#### THE INPUT

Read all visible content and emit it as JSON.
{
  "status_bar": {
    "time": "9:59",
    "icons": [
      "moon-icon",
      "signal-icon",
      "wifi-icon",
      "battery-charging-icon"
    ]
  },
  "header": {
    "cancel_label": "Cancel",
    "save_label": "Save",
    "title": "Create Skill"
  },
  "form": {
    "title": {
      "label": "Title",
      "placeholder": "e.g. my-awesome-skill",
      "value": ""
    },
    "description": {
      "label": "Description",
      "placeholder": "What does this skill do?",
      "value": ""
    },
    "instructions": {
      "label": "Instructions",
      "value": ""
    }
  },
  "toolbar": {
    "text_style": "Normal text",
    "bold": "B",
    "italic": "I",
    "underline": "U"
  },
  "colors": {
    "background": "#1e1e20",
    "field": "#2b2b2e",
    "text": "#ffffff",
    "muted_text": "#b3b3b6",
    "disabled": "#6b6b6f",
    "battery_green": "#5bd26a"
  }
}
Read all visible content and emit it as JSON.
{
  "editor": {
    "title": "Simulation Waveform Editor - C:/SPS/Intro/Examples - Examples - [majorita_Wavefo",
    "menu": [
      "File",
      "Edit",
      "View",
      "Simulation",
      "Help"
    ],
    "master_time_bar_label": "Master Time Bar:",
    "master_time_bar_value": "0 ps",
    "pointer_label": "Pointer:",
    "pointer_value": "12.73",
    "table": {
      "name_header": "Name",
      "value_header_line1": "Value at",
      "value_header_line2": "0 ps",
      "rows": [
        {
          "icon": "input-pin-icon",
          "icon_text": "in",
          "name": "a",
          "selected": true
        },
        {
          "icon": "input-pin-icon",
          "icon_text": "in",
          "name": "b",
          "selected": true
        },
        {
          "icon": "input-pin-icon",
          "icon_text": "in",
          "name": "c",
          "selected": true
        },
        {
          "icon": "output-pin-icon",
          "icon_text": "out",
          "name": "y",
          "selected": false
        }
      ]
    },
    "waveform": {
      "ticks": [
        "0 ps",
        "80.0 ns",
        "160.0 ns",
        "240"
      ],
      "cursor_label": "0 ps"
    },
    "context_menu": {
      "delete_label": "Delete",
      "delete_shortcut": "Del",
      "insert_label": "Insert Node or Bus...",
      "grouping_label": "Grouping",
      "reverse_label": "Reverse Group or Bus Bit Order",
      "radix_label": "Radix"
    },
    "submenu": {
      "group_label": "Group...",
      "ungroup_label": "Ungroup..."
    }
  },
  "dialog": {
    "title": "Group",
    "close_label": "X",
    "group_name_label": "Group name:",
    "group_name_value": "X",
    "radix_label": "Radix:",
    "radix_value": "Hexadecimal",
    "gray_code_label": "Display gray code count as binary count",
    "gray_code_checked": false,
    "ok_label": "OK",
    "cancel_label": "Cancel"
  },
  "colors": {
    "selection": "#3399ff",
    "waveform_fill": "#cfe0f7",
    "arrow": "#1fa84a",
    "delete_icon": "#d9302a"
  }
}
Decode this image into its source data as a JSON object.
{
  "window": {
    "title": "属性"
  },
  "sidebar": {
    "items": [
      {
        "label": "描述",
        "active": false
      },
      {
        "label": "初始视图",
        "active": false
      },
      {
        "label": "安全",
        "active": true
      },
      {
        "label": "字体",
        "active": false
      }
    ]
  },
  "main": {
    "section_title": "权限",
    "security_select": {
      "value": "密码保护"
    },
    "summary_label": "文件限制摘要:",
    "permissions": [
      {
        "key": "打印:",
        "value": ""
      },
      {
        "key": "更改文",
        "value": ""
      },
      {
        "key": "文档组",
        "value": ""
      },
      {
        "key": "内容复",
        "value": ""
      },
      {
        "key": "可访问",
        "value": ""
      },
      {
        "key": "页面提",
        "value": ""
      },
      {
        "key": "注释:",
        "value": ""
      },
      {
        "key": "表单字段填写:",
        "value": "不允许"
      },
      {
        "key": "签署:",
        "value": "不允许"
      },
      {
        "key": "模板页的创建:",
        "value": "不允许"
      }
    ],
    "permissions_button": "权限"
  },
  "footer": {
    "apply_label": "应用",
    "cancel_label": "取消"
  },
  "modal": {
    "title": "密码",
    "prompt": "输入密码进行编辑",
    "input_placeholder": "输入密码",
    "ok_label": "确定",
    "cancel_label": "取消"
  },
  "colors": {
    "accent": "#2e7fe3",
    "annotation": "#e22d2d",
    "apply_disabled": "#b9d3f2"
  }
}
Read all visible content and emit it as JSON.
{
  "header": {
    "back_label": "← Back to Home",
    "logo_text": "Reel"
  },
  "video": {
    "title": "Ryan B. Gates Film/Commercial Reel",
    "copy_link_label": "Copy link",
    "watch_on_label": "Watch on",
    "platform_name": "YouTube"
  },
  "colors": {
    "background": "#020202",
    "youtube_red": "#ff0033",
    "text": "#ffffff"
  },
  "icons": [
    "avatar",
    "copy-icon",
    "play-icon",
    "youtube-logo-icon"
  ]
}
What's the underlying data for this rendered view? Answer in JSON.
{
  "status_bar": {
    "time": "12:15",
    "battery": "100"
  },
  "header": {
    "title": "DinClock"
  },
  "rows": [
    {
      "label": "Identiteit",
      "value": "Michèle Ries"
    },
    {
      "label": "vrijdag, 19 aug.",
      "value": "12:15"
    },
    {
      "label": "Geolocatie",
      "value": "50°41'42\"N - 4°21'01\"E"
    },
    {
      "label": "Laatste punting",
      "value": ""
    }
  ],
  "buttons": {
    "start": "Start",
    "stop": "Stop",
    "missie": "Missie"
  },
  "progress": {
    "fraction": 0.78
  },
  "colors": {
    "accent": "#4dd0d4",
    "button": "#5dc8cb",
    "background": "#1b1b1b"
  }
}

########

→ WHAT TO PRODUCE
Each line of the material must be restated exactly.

→ RESPONSE TO THIS TASK
Read all visible content and emit it as JSON.
{
  "status_bar": {
    "time": "9:59",
    "icons": [
      "moon-icon",
      "signal-icon",
      "wifi-icon",
      "battery-charging-icon"
    ]
  },
  "header": {
    "cancel_label": "Cancel",
    "save_label": "Save",
    "title": "Create Skill"
  },
  "form": {
    "title": {
      "label": "Title",
      "placeholder": "e.g. my-awesome-skill",
      "value": ""
    },
    "description": {
      "label": "Description",
      "placeholder": "What does this skill do?",
      "value": ""
    },
    "instructions": {
      "label": "Instructions",
      "value": ""
    }
  },
  "toolbar": {
    "text_style": "Normal text",
    "bold": "B",
    "italic": "I",
    "underline": "U"
  },
  "colors": {
    "background": "#1e1e20",
    "field": "#2b2b2e",
    "text": "#ffffff",
    "muted_text": "#b3b3b6",
    "disabled": "#6b6b6f",
    "battery_green": "#5bd26a"
  }
}
Read all visible content and emit it as JSON.
{
  "editor": {
    "title": "Simulation Waveform Editor - C:/SPS/Intro/Examples - Examples - [majorita_Wavefo",
    "menu": [
      "File",
      "Edit",
      "View",
      "Simulation",
      "Help"
    ],
    "master_time_bar_label": "Master Time Bar:",
    "master_time_bar_value": "0 ps",
    "pointer_label": "Pointer:",
    "pointer_value": "12.73",
    "table": {
      "name_header": "Name",
      "value_header_line1": "Value at",
      "value_header_line2": "0 ps",
      "rows": [
        {
          "icon": "input-pin-icon",
          "icon_text": "in",
          "name": "a",
          "selected": true
        },
        {
          "icon": "input-pin-icon",
          "icon_text": "in",
          "name": "b",
          "selected": true
        },
        {
          "icon": "input-pin-icon",
          "icon_text": "in",
          "name": "c",
          "selected": true
        },
        {
          "icon": "output-pin-icon",
          "icon_text": "out",
          "name": "y",
          "selected": false
        }
      ]
    },
    "waveform": {
      "ticks": [
        "0 ps",
        "80.0 ns",
        "160.0 ns",
        "240"
      ],
      "cursor_label": "0 ps"
    },
    "context_menu": {
      "delete_label": "Delete",
      "delete_shortcut": "Del",
      "insert_label": "Insert Node or Bus...",
      "grouping_label": "Grouping",
      "reverse_label": "Reverse Group or Bus Bit Order",
      "radix_label": "Radix"
    },
    "submenu": {
      "group_label": "Group...",
      "ungroup_label": "Ungroup..."
    }
  },
  "dialog": {
    "title": "Group",
    "close_label": "X",
    "group_name_label": "Group name:",
    "group_name_value": "X",
    "radix_label": "Radix:",
    "radix_value": "Hexadecimal",
    "gray_code_label": "Display gray code count as binary count",
    "gray_code_checked": false,
    "ok_label": "OK",
    "cancel_label": "Cancel"
  },
  "colors": {
    "selection": "#3399ff",
    "waveform_fill": "#cfe0f7",
    "arrow": "#1fa84a",
    "delete_icon": "#d9302a"
  }
}
Decode this image into its source data as a JSON object.
{
  "window": {
    "title": "属性"
  },
  "sidebar": {
    "items": [
      {
        "label": "描述",
        "active": false
      },
      {
        "label": "初始视图",
        "active": false
      },
      {
        "label": "安全",
        "active": true
      },
      {
        "label": "字体",
        "active": false
      }
    ]
  },
  "main": {
    "section_title": "权限",
    "security_select": {
      "value": "密码保护"
    },
    "summary_label": "文件限制摘要:",
    "permissions": [
      {
        "key": "打印:",
        "value": ""
      },
      {
        "key": "更改文",
        "value": ""
      },
      {
        "key": "文档组",
        "value": ""
      },
      {
        "key": "内容复",
        "value": ""
      },
      {
        "key": "可访问",
        "value": ""
      },
      {
        "key": "页面提",
        "value": ""
      },
      {
        "key": "注释:",
        "value": ""
      },
      {
        "key": "表单字段填写:",
        "value": "不允许"
      },
      {
        "key": "签署:",
        "value": "不允许"
      },
      {
        "key": "模板页的创建:",
        "value": "不允许"
      }
    ],
    "permissions_button": "权限"
  },
  "footer": {
    "apply_label": "应用",
    "cancel_label": "取消"
  },
  "modal": {
    "title": "密码",
    "prompt": "输入密码进行编辑",
    "input_placeholder": "输入密码",
    "ok_label": "确定",
    "cancel_label": "取消"
  },
  "colors": {
    "accent": "#2e7fe3",
    "annotation": "#e22d2d",
    "apply_disabled": "#b9d3f2"
  }
}
Read all visible content and emit it as JSON.
{
  "header": {
    "back_label": "← Back to Home",
    "logo_text": "Reel"
  },
  "video": {
    "title": "Ryan B. Gates Film/Commercial Reel",
    "copy_link_label": "Copy link",
    "watch_on_label": "Watch on",
    "platform_name": "YouTube"
  },
  "colors": {
    "background": "#020202",
    "youtube_red": "#ff0033",
    "text": "#ffffff"
  },
  "icons": [
    "avatar",
    "copy-icon",
    "play-icon",
    "youtube-logo-icon"
  ]
}
What's the underlying data for this rendered view? Answer in JSON.
{
  "status_bar": {
    "time": "12:15",
    "battery": "100"
  },
  "header": {
    "title": "DinClock"
  },
  "rows": [
    {
      "label": "Identiteit",
      "value": "Michèle Ries"
    },
    {
      "label": "vrijdag, 19 aug.",
      "value": "12:15"
    },
    {
      "label": "Geolocatie",
      "value": "50°41'42\"N - 4°21'01\"E"
    },
    {
      "label": "Laatste punting",
      "value": ""
    }
  ],
  "buttons": {
    "start": "Start",
    "stop": "Stop",
    "missie": "Missie"
  },
  "progress": {
    "fraction": 0.78
  },
  "colors": {
    "accent": "#4dd0d4",
    "button": "#5dc8cb",
    "background": "#1b1b1b"
  }
}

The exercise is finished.